Congress on June 26, 1956, approves the Federal Highway Act, dedicating more than $30 billion to build some 41,000 miles of interstate highways coast to coast. It was the largest public construction project in U.S. history at the time and a milestone victory for longtime road advocates such as automakers and dealers. And it helped spawn a new era for the auto industry.
By the 1960s, the U.S. was a nation of safer and speedier roadways, and drivers, with an estimated one in seven Americans employed directly or indirectly by the auto industry.
President Dwight D. Eisenhower, who signed the Federal Highway Act on June 29, 1956, from a hospital bed where he was recovering from surgery, discovered the utility of a national system of roads after participating in the U.S. Army's first transcontinental motor convoy in 1919.
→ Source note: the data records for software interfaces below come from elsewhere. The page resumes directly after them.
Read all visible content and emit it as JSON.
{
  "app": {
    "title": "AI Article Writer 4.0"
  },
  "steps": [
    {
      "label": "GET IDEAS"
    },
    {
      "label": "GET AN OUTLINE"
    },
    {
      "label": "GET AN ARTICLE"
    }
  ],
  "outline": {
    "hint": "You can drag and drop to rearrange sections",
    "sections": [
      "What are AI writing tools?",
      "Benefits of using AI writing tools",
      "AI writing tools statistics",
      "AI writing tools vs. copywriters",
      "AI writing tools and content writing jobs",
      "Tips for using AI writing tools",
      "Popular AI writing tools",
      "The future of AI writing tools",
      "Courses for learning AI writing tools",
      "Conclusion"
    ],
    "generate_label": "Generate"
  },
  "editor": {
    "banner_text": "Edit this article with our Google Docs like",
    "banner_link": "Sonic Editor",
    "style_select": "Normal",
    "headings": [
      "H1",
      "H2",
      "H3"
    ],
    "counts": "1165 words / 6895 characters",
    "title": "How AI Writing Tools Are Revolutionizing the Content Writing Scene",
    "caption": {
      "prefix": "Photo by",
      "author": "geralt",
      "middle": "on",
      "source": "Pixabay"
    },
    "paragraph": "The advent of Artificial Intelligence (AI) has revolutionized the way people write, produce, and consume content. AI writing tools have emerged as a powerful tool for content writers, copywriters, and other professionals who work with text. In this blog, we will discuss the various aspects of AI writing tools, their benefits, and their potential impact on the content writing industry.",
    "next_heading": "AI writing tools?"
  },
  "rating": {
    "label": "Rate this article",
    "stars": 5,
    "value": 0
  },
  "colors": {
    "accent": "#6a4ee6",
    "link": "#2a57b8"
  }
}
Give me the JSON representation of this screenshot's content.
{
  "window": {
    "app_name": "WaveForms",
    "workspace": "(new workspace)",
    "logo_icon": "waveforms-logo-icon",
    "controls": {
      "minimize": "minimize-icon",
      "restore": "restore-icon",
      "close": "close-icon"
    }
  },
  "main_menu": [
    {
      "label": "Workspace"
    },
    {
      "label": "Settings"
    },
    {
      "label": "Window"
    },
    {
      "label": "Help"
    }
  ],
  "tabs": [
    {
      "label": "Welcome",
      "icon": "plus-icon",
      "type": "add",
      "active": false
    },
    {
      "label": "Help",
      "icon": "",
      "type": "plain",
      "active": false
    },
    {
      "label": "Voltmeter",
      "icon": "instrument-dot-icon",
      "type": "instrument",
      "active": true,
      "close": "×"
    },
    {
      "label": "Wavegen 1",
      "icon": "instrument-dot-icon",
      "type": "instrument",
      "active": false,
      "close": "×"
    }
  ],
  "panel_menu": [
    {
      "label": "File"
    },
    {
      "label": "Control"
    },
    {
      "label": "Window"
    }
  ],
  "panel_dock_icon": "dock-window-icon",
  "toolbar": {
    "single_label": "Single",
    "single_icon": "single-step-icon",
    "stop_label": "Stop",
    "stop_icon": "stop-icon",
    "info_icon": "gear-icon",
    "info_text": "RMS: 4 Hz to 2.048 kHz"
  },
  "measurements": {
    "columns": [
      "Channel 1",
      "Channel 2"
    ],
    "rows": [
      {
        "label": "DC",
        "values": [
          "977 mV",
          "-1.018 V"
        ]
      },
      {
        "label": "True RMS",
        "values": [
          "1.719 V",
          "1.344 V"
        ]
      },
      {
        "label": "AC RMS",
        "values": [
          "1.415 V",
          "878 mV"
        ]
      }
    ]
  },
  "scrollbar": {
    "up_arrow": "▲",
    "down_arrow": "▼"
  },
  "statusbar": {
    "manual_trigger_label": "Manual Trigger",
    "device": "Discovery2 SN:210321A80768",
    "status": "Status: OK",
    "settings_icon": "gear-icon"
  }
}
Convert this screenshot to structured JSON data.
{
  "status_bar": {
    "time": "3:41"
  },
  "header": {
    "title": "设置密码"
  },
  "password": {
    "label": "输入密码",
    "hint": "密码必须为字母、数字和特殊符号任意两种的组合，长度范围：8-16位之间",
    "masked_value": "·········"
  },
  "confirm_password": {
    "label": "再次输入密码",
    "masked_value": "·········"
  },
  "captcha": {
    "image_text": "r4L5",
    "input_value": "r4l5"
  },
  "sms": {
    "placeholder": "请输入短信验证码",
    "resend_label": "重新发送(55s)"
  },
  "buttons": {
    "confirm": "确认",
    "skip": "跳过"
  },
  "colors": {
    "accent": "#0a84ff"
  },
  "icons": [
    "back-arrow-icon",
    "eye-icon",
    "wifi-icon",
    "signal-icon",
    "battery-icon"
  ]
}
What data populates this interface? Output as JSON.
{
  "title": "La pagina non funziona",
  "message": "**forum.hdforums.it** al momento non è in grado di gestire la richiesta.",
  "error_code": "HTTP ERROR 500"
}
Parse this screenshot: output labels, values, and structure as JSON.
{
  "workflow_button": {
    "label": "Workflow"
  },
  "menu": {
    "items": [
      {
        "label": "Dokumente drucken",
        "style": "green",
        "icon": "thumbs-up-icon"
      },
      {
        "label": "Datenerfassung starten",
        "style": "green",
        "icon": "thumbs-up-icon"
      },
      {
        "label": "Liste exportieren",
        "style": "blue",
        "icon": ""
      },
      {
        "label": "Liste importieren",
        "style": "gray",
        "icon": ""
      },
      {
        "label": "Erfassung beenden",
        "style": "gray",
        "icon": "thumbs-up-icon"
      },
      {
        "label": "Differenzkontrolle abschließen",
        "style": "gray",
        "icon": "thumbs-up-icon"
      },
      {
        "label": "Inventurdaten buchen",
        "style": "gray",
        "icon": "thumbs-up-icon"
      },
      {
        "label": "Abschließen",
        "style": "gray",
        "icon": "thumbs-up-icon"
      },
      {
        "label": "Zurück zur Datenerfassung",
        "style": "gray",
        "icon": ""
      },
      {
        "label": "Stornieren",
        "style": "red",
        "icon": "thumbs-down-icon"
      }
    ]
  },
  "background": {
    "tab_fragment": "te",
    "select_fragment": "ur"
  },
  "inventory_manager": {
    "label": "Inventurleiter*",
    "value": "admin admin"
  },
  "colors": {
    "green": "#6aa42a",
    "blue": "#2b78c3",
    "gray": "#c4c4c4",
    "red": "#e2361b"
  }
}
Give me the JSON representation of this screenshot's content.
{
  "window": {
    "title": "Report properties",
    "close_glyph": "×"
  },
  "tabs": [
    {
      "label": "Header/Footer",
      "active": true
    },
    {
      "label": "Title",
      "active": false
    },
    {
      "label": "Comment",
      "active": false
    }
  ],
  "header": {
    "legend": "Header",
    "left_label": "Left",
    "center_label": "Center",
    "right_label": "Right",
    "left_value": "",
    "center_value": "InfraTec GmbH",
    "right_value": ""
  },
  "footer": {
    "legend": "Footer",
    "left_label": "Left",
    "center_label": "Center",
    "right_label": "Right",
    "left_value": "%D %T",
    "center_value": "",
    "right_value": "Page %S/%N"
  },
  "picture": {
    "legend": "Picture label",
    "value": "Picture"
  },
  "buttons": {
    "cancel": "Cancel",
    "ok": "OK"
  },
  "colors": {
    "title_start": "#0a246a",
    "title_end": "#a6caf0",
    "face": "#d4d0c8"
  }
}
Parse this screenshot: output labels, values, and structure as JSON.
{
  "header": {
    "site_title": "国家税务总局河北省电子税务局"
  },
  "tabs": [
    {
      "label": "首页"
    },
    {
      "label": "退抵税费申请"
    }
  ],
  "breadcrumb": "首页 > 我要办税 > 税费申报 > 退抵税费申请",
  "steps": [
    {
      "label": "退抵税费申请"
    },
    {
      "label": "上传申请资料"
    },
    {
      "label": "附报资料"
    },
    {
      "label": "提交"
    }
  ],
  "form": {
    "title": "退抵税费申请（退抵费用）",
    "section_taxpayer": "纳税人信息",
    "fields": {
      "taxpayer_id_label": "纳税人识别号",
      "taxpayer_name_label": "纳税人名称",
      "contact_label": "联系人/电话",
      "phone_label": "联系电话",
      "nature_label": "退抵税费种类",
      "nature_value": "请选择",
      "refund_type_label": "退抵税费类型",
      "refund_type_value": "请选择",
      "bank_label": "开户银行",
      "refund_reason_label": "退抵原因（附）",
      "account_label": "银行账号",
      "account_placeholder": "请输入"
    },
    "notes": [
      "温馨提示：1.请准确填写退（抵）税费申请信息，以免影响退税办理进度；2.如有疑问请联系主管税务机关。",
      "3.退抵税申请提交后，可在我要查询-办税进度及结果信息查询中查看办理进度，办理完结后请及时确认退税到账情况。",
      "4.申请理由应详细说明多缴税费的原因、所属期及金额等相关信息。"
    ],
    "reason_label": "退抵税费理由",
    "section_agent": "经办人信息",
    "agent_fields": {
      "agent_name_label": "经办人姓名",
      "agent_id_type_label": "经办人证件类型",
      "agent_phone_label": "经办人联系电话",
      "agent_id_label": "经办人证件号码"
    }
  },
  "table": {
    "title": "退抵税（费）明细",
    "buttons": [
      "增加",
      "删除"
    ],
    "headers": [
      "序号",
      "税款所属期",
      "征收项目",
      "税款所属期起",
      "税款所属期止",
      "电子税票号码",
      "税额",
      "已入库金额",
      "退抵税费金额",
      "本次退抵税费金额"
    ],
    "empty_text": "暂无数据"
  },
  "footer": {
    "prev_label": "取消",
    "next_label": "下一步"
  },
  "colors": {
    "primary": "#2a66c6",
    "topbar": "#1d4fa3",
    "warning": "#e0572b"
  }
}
Eisenhower came to admire Germany's autobahn network during World War II and he used his January 1956 State of the Union address to again call for a "modern, interstate highway system."
To raise funds for the project, Congress increased the gasoline tax from two to three cents per gallon and imposed a series of other highway user tax changes.
The project, originally estimated to cost about $37.6 billion, far exceeded that amount, costing $128.9 billion.
Construction on the nation's highways began almost immediately in 1956 and helped fuel a surge in interstate trucking, which quickly surpassed railroads to dominate U.S. shipping markets. The vast interstate highway network made travel and commerce more efficient. It also provided key routes for evacuating urban centers -- a priority of national defense during the Cold War era.
The program was criticized for displacing homeowners, farms and businesses, harming cities and excessive costs amid allegations of waste, fraud and abuse. To counter the complaints, the U.S. Bureau of Public Road launched a public relations campaign in the early 1960s that included films such as Road to Prosperity. The film highlighted the benefits seen in Kansas City, Mo., which had used the highway system to attract new industry such as a Delco radio plant owned and operated by General Motors.
Over time, the boom in interstate highway construction sparked the growth of roadside businesses such as restaurants -- what would become fast-food chains -- hotels and amusement parks, as well as suburban sprawl.